Task details: Examine each line of the data. Copy the line if it includes the word "کننده".

Given data:
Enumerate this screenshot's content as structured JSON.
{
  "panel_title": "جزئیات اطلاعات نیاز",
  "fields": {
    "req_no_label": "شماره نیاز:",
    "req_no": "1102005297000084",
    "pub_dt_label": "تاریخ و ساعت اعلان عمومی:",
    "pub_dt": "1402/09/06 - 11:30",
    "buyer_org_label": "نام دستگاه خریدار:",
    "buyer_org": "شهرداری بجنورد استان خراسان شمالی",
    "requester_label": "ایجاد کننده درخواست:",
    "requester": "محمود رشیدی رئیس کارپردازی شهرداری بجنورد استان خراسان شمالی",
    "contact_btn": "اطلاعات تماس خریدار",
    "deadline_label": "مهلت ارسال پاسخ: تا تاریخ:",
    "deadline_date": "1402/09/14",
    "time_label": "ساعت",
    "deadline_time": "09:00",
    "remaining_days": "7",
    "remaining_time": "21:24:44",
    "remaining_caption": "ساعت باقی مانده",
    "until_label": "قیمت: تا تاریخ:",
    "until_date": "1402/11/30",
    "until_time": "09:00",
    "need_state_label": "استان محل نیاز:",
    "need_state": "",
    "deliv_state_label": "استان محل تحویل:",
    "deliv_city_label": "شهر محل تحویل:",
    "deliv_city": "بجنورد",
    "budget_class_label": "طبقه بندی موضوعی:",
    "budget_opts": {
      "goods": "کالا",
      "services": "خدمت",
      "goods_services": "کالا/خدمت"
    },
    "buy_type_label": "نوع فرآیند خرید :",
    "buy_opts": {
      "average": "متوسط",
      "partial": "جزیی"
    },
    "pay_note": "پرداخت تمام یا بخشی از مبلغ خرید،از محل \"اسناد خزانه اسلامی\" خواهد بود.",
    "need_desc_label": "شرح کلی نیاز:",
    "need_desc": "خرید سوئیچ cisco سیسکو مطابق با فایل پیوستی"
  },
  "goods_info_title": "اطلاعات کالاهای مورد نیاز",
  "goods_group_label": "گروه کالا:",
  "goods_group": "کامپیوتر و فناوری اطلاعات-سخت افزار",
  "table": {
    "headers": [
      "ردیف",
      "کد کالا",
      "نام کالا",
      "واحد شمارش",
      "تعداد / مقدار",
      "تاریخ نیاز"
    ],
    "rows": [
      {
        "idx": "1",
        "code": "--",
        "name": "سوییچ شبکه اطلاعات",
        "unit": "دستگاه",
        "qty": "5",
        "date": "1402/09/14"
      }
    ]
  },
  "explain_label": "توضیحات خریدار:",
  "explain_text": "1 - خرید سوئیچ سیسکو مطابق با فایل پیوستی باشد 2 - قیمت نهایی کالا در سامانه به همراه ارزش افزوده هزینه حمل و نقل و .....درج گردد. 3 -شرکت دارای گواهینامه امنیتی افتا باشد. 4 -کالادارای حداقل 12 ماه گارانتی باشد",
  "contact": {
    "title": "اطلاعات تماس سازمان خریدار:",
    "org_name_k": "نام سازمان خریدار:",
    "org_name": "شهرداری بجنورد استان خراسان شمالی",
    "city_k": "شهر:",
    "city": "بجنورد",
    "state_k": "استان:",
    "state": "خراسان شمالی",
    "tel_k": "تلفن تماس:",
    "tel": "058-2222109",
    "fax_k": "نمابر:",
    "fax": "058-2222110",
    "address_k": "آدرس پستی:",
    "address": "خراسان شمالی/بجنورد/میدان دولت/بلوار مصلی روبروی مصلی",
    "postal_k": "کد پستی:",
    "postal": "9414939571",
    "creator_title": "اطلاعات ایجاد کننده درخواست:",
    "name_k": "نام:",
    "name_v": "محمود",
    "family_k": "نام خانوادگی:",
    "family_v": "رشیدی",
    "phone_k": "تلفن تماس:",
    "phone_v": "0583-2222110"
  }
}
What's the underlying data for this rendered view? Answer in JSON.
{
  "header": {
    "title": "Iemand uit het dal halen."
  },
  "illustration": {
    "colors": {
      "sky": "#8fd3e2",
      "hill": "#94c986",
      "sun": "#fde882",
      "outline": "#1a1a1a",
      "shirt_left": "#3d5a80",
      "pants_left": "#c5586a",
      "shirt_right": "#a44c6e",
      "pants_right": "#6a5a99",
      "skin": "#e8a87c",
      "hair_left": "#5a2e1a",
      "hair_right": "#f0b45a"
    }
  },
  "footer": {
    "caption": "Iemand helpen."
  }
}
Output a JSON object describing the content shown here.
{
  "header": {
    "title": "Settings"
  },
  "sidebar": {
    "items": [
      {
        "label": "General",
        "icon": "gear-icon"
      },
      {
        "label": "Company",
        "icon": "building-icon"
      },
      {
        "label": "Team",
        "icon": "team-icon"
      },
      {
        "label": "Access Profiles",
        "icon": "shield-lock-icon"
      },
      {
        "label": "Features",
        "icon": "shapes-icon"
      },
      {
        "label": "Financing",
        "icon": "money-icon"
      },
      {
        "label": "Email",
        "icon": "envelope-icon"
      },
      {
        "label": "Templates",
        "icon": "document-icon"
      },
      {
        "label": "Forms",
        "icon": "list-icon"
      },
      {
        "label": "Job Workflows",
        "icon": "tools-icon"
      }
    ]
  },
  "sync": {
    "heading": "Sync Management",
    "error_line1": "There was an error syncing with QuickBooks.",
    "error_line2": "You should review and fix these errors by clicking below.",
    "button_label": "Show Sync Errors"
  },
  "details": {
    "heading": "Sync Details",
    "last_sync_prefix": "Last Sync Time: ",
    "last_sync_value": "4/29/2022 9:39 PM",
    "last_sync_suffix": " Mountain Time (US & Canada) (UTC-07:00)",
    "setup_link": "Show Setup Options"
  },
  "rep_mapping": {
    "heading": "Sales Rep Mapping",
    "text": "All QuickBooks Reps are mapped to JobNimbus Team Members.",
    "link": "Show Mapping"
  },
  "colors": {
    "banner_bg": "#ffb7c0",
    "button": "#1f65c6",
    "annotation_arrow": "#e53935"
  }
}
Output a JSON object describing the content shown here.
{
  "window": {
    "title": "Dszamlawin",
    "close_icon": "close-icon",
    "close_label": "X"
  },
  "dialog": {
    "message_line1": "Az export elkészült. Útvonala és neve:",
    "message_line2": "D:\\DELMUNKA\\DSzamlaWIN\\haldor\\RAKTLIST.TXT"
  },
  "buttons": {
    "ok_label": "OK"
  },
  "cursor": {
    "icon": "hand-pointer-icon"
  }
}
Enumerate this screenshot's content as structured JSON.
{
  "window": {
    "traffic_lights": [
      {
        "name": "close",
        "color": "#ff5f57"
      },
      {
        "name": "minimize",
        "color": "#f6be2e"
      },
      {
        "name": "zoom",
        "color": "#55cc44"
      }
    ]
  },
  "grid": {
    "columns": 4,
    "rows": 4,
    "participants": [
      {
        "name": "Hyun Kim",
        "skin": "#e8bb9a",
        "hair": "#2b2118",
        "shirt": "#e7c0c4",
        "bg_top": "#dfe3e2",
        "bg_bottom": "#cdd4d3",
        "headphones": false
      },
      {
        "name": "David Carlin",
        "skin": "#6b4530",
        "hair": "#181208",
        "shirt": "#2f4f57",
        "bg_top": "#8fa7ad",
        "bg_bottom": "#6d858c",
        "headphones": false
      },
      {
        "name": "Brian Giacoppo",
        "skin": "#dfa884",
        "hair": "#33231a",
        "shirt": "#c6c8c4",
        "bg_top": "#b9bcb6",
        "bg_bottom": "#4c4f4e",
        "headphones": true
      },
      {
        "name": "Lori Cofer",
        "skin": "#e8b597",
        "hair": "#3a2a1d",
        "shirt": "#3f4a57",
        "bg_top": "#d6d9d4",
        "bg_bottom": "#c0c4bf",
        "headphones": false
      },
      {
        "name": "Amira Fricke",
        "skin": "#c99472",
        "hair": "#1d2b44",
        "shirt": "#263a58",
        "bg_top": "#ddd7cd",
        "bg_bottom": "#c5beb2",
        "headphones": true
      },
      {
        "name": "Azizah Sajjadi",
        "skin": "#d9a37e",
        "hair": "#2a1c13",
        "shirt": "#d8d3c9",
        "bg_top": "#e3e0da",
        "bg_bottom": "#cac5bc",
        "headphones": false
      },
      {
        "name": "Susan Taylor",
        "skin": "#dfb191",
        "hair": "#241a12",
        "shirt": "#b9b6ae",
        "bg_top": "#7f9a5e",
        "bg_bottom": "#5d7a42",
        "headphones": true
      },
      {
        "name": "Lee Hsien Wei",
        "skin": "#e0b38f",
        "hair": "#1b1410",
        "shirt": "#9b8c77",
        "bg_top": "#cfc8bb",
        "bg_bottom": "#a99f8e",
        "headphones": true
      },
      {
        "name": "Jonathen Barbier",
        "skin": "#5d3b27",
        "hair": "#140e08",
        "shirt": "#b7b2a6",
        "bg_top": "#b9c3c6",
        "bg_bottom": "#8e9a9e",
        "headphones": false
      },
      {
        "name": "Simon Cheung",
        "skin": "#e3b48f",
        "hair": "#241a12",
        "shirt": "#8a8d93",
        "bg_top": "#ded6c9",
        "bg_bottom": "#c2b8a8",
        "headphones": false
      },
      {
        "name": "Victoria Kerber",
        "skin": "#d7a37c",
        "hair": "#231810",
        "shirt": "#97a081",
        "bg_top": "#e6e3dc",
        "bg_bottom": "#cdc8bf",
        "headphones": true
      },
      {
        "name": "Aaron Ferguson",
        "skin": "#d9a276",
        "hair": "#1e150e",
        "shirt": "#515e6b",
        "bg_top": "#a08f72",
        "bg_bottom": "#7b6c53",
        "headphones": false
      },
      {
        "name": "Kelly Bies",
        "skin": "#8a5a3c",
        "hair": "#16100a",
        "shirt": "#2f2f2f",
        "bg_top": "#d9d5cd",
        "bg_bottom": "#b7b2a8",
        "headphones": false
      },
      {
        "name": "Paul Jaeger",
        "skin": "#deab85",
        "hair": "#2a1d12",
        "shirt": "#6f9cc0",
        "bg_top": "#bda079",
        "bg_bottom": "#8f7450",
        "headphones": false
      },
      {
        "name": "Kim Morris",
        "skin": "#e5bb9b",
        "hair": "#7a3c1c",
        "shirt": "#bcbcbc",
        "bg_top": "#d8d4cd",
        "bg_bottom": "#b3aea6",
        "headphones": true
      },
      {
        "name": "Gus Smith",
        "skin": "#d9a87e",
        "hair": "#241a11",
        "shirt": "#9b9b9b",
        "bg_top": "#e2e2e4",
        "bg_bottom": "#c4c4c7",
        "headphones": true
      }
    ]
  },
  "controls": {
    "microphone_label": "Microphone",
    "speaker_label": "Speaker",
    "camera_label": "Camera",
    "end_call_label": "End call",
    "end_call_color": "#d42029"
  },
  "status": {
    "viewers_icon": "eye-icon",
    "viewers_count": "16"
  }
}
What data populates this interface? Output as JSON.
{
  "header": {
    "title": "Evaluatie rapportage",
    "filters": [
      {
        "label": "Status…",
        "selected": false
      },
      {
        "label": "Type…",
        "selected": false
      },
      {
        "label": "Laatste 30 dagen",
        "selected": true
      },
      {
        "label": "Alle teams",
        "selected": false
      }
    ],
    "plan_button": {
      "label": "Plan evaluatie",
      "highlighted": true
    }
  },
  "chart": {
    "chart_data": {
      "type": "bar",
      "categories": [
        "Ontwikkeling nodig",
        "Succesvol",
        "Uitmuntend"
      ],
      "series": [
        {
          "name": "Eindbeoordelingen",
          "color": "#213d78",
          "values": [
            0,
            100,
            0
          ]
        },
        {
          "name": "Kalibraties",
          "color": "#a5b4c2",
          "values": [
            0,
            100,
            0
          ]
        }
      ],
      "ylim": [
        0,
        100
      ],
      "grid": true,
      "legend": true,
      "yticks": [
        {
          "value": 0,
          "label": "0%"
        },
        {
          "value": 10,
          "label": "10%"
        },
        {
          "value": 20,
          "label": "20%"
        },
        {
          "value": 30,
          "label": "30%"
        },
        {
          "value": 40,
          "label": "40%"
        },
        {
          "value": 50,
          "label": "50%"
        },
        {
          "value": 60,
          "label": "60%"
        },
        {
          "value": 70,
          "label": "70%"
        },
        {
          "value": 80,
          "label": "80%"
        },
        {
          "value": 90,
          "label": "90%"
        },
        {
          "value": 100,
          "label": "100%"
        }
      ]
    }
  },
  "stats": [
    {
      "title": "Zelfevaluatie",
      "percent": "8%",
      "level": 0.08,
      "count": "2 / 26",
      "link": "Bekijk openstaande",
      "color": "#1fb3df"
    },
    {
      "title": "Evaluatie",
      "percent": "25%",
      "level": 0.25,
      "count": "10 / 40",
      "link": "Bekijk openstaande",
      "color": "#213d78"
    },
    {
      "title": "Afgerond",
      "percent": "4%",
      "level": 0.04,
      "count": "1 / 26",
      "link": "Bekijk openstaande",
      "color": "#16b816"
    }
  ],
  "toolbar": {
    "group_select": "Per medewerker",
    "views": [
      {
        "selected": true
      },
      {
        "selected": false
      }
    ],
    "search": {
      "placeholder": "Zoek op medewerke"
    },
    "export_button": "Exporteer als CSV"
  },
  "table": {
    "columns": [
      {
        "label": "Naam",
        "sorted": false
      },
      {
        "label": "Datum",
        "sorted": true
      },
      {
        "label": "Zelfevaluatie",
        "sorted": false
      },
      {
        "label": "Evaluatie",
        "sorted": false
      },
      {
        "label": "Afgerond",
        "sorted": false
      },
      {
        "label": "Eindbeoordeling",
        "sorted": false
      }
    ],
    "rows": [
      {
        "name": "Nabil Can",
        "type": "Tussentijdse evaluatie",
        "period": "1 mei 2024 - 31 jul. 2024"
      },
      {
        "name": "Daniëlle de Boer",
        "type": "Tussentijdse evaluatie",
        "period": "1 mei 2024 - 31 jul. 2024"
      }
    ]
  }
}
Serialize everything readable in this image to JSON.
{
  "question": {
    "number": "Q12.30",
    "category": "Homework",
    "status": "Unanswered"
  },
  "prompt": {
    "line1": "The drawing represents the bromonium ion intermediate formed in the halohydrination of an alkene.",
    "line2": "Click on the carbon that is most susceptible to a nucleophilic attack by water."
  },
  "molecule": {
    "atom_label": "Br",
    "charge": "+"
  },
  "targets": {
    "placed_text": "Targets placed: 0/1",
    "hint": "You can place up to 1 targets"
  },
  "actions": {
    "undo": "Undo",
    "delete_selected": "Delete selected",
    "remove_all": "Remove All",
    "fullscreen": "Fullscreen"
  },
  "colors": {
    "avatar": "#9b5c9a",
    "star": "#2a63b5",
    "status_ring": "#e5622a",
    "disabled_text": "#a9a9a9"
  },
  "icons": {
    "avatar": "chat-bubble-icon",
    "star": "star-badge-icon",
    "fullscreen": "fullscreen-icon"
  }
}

Written response:
    "requester_label": "ایجاد کننده درخواست:",
    "creator_title": "اطلاعات ایجاد کننده درخواست:",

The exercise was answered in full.